SEC transparency rule is a win for human rights

Flickr- Global Panorama

The world is becoming a bit more transparent.

The U.S. Securities and Exchange Commission (SEC) recently decided on a rule that will require energy companies to publicly disclose their payments to foreign governments for extracting oil, gas, and minerals.

Why is this so important, you ask? Well, the new rule plans to fix the “resource curse” -- a situation where countries full of natural resources, like minerals and fuels, happen to have less economic growth, and less democracy than countries with fewer natural resources. Even worse, countries with the “curse” experience worse development outcomes than their counterparts. This is because resources are horribly misallocated. 

It’ll also help address the unequal distribution of wealth in oil and mineral-heavy countries. Usually, the profits from these resources flow to government officials and the upper classes, rather than to low-income people, because of weak regulations and corruption.  

This new rule attempts to address tendencies toward inequality by requiring greater transparency.

Although a federal court shut down an earlier version of the rule in 2013, the new rule will achieve an important goal for human rights groups. Citizens will now be able to track their governments to spot corruption and prevent it. 



"We are very pleased to see the SEC release final rules that align with those in other markets," Ian Gary, associate policy director at Oxfam America, said.

"This is a huge victory for investors and for citizens in resource-rich countries around the world who wish to follow the money their governments receive from oil and mining companies.”

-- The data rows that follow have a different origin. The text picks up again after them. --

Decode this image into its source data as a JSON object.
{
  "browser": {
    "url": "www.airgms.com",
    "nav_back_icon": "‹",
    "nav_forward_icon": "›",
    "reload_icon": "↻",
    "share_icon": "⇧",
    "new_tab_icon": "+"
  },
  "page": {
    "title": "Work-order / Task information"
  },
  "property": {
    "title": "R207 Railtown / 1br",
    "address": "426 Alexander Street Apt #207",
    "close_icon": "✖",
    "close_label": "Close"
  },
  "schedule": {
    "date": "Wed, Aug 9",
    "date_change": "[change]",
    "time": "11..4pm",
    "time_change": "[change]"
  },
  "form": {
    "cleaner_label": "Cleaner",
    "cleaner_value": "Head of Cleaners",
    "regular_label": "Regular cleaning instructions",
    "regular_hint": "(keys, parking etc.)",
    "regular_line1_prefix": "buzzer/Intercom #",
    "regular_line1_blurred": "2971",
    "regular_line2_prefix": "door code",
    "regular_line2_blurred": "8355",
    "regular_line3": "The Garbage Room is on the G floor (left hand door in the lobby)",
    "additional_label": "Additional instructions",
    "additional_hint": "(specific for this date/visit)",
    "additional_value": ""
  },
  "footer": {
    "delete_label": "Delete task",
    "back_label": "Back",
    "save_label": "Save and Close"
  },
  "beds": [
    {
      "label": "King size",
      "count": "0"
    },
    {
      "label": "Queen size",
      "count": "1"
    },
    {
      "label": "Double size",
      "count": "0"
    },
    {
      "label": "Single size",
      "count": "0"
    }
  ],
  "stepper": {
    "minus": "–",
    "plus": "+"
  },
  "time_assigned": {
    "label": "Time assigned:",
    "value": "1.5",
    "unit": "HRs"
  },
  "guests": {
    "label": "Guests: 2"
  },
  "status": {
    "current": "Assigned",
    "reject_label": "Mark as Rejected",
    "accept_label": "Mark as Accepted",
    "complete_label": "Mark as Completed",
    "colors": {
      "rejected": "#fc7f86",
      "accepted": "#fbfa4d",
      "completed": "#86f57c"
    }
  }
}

To make implementing the rule easier, the SEC said it would allow companies to use the same reports European and Canadian companies already use to meet similar disclosure requirements.

According to the SEC, as many as 755 U.S. companies will be required to publicly disclose by late 2018. The SEC rules cover many international oil, gas and mining companies, such as Exxon, Chevron and Shell, as well as some state-owned companies, such as Brazil’s Petrobras, and China’s PetroChina and CNOOC.

Suneeta Kaimal, chief operating officer of the Natural Resource Governance Institute (NRGI) is excited to see it in action. “This rule marks the end of an era of secrecy,” she said. “We’re still reviewing the details, but at long last, citizens will be armed with the information they need to combat corruption and hold governments to account for natural resources managed on their behalf.”

Such an important decision that champions transparency from governments and companies deserves celebration. Cheers!